  • Nausea and vomiting
  • Diarrhea
  • Increased thirst and frequent urination 
  • Depression
  • Lethargy
  • Difficulty breathing
  • Low body temperature
  • Abnormal heart rhythm
  • Seizures
  • Coma 

Cocktails aren’t the only cause of alcohol toxicity in pets. If your pet eats yeast dough left out to rise, the yeast can metabolize in their stomach and produce alcohol, which can be absorbed, causing alcohol toxicity. Additionally, the dough can continue to expand and cause a gastric obstruction. 

If you suspect your pet has ingested alcohol, or they are showing alcohol toxicity signs, immediately contact Wellness Animal Hospital or the ASPCA Pet Poison Control Center. 

#3: Don’t give your pet an intestinal blockage

Much like young children, pets explore their surroundings with their mouths, and to a curious pet, many holiday decorations look like exciting new toys.

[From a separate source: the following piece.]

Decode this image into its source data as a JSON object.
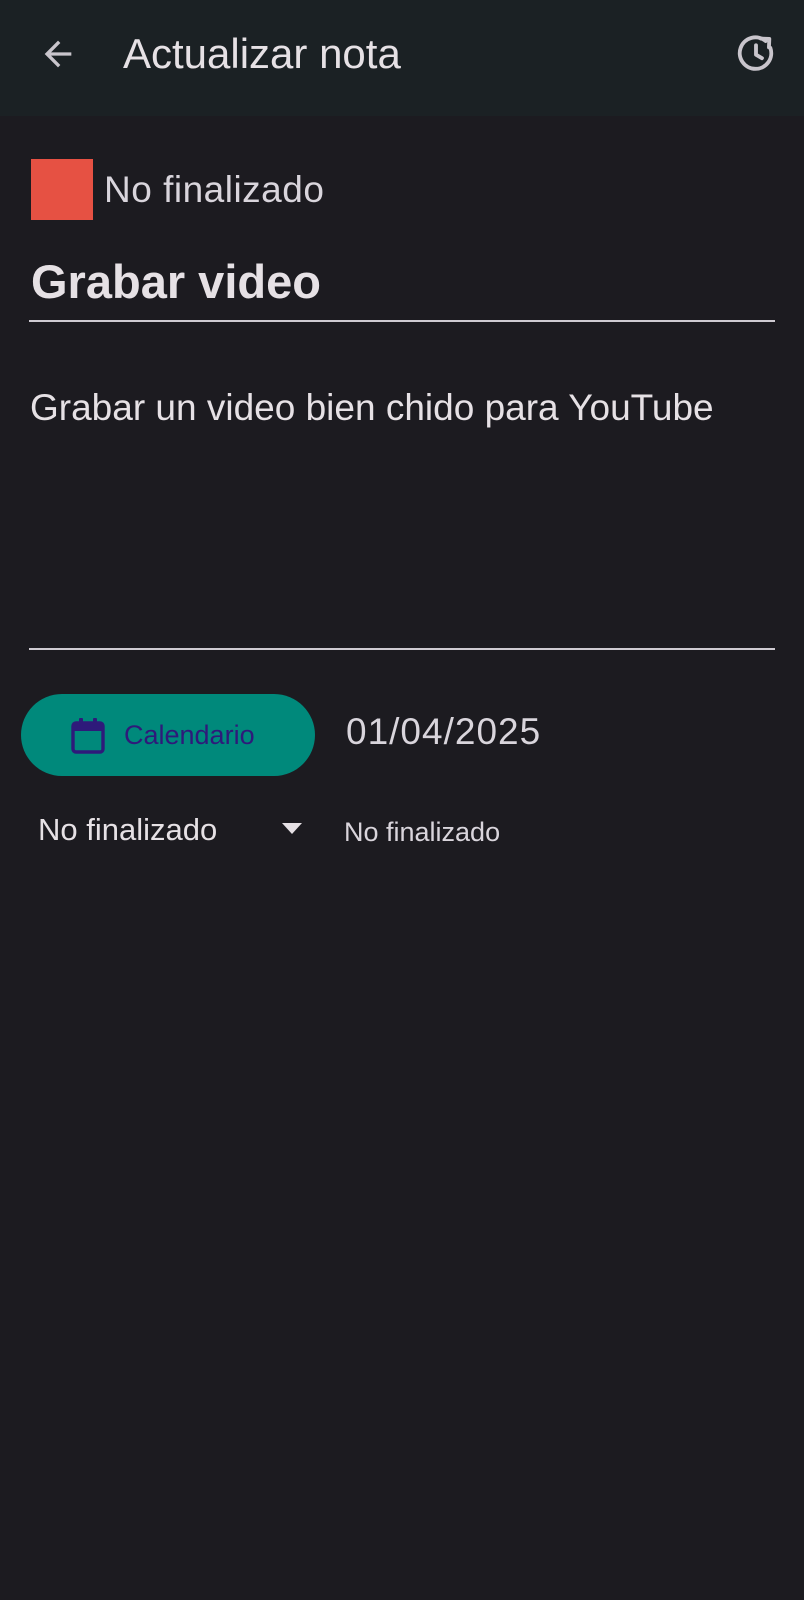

When decorating your home for the holidays, consider these potentially dangerous items for pets:

  • Tinsel and ribbons — Tinsel and ribbon that your pet ingests can get bound up in the intestinal tract, causing a blockage—in some cases, cutting through the intestines. If you decorate with tinsel and ribbons, ensure you place them up high, out of your pet’s reach. 
  • Ornaments — Who can blame a pet for mistaking an ornament for a toy? Many look like balls or stuffed toys. An ornament made of glass can cut your pet, or cause an obstruction that may require surgical removal. Place ornaments out of reach of wandering paws and curious noses. 
  • Bones — While you probably aren’t decorating with bones, you may leave some turkey bones on your plate after finishing your delicious holiday meal. Cooked bones are dangerous for pets—they are one of the most common causes of intestinal blockage, and can also break and splinter, and can injure mouths, stomachs, and intestines with their sharp edges.

#4: Don’t let your pets be stressed

You know that all the planning and preparation can make the holidays stressful for people, and pets can be stressed, as well. They can be overwhelmed by the excitement, the crowds of unfamiliar faces, and all the noises that come with holiday celebrations. Help your pet relax by providing a safe haven, such as a quiet room in the house set up with a cozy bed, toys, and calm music. Ensure your pet can access the room any time they need to retreat. Highly anxious pets may benefit from anti-anxiety medication or calming supplements. Discuss these options before the holidays, so your veterinarian can determine what would best help your pet. 

Our pets are our gifts every day, and the holiday season is the perfect time to gift them—and their good health and safety are the perfect gifts. We are here for all of your pet’s health and wellness needs, so contact our Wellness Animal Hospital team ahead of the holidays to schedule your pet’s wellness exam—or during the holidays, if your pet stumbles on a “bad” gift.